Nanogenotoxicity Measurements of Oxidative DNA Damage Using Isotope Dilution Mass Spectrometry

E. Petersen, P. Jaruga, M. Dizdaroglu, B. Nelson
National Institute of Standards and Technology, US

Keywords: nanogentoxoicity, nanoparticles, nano-EH&S, mass spectrometry

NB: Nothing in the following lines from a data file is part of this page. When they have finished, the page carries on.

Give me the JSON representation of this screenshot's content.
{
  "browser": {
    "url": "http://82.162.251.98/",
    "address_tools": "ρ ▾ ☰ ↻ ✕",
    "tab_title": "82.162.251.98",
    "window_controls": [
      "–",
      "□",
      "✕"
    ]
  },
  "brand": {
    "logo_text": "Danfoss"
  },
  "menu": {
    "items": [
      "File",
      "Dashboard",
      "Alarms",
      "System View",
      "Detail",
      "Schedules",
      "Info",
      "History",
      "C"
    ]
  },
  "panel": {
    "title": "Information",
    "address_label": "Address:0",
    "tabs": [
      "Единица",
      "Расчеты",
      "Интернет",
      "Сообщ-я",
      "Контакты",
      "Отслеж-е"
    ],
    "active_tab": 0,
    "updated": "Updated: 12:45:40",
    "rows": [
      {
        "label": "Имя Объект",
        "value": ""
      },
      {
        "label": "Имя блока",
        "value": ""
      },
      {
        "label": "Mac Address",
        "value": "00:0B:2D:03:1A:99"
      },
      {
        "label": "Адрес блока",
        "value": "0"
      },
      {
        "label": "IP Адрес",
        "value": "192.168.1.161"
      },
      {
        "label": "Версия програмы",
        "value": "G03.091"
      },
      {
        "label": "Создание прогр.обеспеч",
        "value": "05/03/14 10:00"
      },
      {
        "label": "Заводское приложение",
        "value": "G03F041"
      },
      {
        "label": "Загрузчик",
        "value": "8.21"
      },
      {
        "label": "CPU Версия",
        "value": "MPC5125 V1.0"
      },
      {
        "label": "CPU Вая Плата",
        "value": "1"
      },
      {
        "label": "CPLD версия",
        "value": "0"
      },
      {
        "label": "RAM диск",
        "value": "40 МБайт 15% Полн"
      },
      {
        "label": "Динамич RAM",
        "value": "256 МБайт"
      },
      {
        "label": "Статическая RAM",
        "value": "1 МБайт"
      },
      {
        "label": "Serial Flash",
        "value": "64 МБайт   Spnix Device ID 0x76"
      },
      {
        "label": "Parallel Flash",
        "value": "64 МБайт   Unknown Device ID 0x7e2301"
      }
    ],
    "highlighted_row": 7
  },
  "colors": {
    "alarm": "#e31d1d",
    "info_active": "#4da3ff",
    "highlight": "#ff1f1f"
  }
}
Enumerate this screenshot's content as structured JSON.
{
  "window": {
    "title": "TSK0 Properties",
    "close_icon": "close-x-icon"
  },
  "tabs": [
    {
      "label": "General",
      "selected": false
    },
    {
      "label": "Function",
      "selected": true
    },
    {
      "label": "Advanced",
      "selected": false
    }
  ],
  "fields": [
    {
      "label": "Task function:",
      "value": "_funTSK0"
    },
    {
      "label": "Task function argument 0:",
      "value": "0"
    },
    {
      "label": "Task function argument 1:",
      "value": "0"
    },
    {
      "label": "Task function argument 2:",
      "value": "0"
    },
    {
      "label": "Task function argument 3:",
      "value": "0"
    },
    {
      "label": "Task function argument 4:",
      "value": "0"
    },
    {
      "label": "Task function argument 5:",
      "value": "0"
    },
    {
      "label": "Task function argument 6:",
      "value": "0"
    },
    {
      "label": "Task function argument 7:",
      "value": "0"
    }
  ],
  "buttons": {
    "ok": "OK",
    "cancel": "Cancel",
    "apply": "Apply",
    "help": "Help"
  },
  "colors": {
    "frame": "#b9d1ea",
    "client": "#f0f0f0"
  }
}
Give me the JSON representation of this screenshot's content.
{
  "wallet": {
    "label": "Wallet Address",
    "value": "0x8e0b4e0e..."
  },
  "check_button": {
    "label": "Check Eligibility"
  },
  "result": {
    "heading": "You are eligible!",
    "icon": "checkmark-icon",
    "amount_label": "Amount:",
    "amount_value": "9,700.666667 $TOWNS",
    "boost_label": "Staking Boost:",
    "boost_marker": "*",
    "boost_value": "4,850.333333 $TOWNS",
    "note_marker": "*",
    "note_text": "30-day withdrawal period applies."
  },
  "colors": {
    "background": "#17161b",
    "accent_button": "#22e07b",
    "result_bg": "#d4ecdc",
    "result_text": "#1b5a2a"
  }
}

Hyphenated mass spectrometry (gas chromatography/mass spectrometry) techniques have been employed as one of the primary analytical tools for investigating the effects of ionizing radiation, chemical/biological carcinogens and oxygen derived free radicals on the induction and subsequent repair of oxidatively-induced DNA damage (DNA lesions) in living systems. Certain DNA lesions, such as 7,8-dihydro-8-oxoguanine (8-OH-Gua), are not only established mutagens, but have also been utilized as biomarkers of systemic oxidative stress. The National Institute of Standards and Technology (NIST) has established a comprehensive research program focused on identifying and characterizing the DNA damaging mechanisms of commercially relevant engineered engineered nanoparticles (NPs) using models of increasing biological complexity through the application of isotope-dilution hyphenated mass spectrometry tools for the quantification of oxidatively-induced DNA damage. We present an overview of our recent findings from studies on metal (AuNP and AgNP), metal oxide (CuO NP), and carbon-based (SWCNTs and MWCNTs) nanoparticles.